- Urien is Gill's younger brother who shares a similar moveset (though not similar enough to be considered a clone). Gill himself was playable for the first time in the console versions.
- Yun and Yang are playable as separate characters with their own special attacks and Super Arts.
A compilation of the first two games was released in 1999 as Street Fighter III: Double Impact for the Sega Dreamcast.
Street Fighter III: 3rd Strike was first released in May 1999, and is the final game of the series. 3rd Strike introduced a couple of further gameplay changes - the "Red Parry", which lets a player parry while blocking, and a grading evaluation system which ranks (from lowest to highest): E, D, C, B, A, S, SS, XS, MSF. The car-destroying bonus round from the Street Fighter II games also returned.
In addition to the previous roster, 3rd Strike also introduced five more playable characters:
- Chun-Li, who searches for an orphan kidnapped by Urien while under her care.
- Makoto, looking to restore the popularity of her grandfather's dojo.
- Q, another secret boss and a mysterious figure sighted at various murder scenes.
- Remy, who holds a grudge against all fighters since the loss of his father and sister.
- Twelve, a successful prototype of the G-Project that was ordered to hunt down and kill Necro.
A downloadable online port entitled Street Fighter III: Third Strike Online Edition was released by Iron Galaxy Studios on the PlayStation Network and Xbox Live Arcade in August 2011. First announced at Comic Con 2010, the online edition features, among other new content, enhanced visual settings including various HD filters (although the sprites themselves have not been reworked), YouTube Sharing and GGPO-built online play. All the moves, bugs, glitches, and quirks of the original game remain so as to leave the experience unaltered.
Street Fighter IV was released almost a decade later, and made use of several concepts introduced in the Street Fighter III series, including the Quick Stand, Throw Techs, and EX Specials. The series introduced a new feature known as the Revenge Gauge, which served as the gauge for Ultra Combos.
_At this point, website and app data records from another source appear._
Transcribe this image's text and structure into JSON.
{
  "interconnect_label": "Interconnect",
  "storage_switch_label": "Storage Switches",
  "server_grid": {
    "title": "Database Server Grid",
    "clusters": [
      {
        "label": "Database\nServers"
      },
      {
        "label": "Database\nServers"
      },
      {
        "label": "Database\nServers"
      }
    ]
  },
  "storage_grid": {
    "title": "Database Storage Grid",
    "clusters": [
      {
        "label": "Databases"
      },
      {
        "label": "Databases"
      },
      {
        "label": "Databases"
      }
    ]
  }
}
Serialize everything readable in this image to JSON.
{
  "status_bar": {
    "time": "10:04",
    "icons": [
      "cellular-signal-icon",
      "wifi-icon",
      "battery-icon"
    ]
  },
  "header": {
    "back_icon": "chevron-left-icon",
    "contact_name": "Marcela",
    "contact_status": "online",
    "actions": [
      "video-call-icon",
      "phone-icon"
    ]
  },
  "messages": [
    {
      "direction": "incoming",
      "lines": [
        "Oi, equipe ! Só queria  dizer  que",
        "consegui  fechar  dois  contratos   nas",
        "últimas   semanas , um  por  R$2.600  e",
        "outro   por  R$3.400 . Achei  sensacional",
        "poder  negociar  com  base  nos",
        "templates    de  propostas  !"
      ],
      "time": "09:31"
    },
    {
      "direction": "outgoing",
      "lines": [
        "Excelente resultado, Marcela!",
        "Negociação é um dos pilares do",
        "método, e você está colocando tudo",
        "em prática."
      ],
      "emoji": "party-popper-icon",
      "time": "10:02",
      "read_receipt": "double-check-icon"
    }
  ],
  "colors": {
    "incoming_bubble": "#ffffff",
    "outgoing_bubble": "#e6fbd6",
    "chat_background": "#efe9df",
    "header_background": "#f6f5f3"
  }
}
Super Street Fighter IV gave each character a second Ultra Combo and the ability to pick one before a match, similar to Super Arts. Some characters from the Street Fighter III series, including Ibuki, Dudley, and Makoto, would make another appearance in the series. The Lee twins would appear in the Arcade Edition version, after making cameo appearances in Street Fighter Alpha 3 and Upper/MAX.
The crossover game Street Fighter X Tekken was released in 2012 and, in addition to reusing the same concepts as Street Fighter IV, also reintroduced Super Arts, though there is a major conceptual difference. Hugo would appear playable and Poison would go on to make her first playable appearance as a Street Fighter character and as Hugo's tag partner. Ibuki is also a member of the roster, having previously appeared in Super Street Fighter IV. Dudley (who also appeared previously in Super Street Fighter IV) and Elena would also appear as playable DLC tag partners.
Ultra Street Fighter IV brought back all the characters from Street Fighter X Tekken that did not previously appear in a Street Fighter IV installment. Of the Street Fighter III characters, that includes Hugo, Poison, and Elena.
In Street Fighter V, Alex, Ibuki, Urien and Kolin (making her playable debut) appears as DLC characters. Gill also made a small appearance in the ending of the cinematic story mode as well as Kolin's character story.
Ryu Final, a manga adaption of the series, was written and drawn by Masahiko Nakahira. It has two volumes.
Super Street FighterEdit
UDON's Super Street Fighter and Street Fighter Unlimited comic series are loosely based on the stories of the Street Fighter III games and Super Street Fighter IV.
|Hidden playable character|
|Only computer-controlled character|
|Cheat device playable character|
|Character||New Generation||2nd Impact||3rd Strike|